* Task to complete
Look for the word "Henrik" in the material below. Copy each line that has it.

::: Records shown :::

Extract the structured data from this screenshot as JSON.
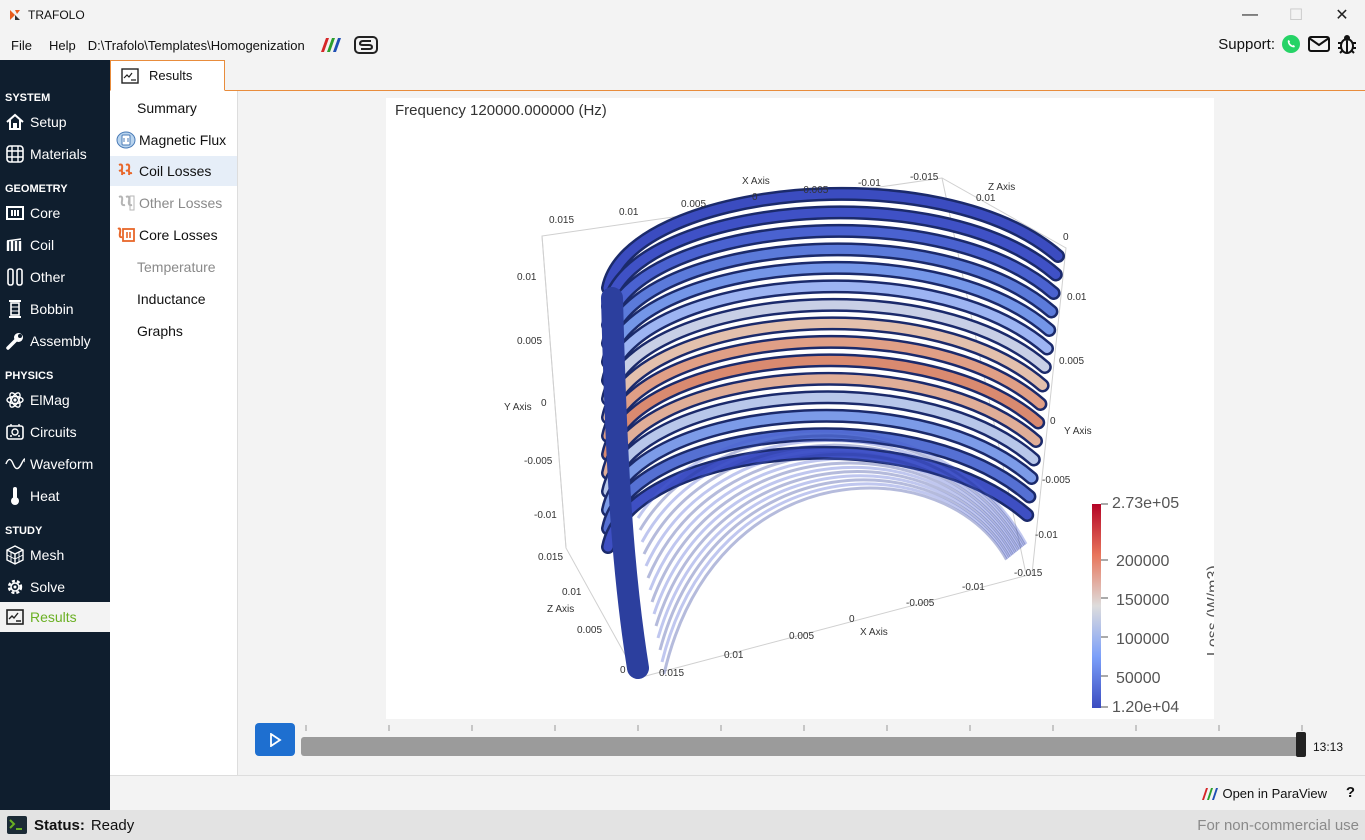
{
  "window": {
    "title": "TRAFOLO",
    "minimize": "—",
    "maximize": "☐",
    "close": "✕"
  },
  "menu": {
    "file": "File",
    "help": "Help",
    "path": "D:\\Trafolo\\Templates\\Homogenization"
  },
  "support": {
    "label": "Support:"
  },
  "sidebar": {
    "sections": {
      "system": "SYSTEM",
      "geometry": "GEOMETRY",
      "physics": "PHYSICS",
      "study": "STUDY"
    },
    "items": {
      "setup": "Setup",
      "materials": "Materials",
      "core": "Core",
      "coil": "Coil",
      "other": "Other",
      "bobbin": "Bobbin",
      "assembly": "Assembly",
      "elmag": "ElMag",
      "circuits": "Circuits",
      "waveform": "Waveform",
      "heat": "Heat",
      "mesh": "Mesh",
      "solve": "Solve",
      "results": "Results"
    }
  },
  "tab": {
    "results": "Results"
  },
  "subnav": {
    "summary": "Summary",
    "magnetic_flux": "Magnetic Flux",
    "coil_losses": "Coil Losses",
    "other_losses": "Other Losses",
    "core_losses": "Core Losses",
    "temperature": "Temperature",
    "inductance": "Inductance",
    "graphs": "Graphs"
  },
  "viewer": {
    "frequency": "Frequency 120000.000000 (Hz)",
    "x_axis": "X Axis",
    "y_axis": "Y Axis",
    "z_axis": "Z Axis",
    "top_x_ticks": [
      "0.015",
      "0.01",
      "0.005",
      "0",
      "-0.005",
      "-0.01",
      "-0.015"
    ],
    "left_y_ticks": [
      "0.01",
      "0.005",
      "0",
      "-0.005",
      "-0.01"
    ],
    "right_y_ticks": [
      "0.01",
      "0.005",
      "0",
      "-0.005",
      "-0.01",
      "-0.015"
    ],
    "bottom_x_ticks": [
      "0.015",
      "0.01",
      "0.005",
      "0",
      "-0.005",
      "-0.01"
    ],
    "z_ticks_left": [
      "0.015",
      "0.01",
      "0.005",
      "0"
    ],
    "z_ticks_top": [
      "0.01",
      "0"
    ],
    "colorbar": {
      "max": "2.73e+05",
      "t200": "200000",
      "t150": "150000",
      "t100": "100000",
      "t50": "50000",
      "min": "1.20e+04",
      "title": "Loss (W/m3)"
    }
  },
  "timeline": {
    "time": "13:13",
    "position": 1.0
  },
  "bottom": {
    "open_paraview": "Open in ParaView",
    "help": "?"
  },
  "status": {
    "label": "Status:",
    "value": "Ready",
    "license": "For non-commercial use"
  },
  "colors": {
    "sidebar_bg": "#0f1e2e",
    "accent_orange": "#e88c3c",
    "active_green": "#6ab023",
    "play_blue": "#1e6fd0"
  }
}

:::
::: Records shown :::

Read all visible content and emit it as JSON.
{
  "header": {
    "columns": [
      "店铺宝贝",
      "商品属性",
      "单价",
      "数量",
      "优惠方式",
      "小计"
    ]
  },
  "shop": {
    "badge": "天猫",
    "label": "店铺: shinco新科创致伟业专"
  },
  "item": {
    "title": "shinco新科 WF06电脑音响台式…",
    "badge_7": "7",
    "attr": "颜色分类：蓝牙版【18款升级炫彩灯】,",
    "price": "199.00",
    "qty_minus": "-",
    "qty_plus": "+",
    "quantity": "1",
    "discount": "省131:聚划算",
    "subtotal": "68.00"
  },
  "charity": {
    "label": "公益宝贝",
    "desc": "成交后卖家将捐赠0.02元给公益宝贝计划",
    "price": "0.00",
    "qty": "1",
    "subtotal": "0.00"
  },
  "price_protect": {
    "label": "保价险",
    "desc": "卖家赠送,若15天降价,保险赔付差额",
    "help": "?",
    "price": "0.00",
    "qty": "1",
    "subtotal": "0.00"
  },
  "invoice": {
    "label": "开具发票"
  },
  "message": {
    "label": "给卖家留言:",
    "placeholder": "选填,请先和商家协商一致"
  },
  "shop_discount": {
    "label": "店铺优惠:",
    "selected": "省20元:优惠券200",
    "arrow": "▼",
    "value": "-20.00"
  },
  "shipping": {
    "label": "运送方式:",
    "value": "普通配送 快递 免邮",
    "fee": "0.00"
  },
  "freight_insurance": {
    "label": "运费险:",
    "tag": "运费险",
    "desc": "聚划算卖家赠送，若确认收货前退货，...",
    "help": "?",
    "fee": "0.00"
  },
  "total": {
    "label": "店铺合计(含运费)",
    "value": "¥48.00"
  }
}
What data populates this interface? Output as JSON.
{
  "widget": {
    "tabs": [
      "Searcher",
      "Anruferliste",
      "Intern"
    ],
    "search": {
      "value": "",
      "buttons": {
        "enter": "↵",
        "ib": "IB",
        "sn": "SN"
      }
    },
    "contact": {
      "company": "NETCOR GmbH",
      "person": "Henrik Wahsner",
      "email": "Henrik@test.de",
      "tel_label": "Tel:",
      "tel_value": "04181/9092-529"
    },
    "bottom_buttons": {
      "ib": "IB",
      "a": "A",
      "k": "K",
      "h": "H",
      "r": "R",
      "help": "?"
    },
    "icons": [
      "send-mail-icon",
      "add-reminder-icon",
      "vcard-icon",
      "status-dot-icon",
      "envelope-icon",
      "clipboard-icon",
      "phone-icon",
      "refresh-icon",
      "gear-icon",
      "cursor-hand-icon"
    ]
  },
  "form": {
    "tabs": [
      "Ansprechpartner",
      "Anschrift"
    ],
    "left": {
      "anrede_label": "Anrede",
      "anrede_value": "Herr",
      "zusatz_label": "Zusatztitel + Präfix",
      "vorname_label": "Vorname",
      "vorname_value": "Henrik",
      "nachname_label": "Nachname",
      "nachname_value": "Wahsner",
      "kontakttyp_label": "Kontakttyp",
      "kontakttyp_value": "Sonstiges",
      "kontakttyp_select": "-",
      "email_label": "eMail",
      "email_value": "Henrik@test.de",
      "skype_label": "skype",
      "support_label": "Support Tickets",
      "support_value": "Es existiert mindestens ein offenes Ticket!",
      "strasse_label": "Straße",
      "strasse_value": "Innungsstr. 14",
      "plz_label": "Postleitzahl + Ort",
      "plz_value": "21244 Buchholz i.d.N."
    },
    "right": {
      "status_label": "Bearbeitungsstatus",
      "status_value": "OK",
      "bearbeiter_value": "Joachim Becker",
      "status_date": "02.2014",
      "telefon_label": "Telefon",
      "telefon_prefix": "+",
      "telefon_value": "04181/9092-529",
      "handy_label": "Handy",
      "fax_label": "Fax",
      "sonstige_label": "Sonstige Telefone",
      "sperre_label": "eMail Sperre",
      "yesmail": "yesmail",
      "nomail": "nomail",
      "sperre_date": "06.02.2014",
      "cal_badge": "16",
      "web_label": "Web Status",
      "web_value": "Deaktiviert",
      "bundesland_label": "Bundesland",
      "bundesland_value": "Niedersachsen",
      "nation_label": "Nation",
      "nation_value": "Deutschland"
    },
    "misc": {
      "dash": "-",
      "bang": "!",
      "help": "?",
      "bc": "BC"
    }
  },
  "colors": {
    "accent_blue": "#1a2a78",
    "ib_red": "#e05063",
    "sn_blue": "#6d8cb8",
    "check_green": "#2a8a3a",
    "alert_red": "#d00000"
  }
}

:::

* Response to the exercise
      "person": "Henrik Wahsner",
      "email": "Henrik@test.de",
      "vorname_value": "Henrik",
      "email_value": "Henrik@test.de",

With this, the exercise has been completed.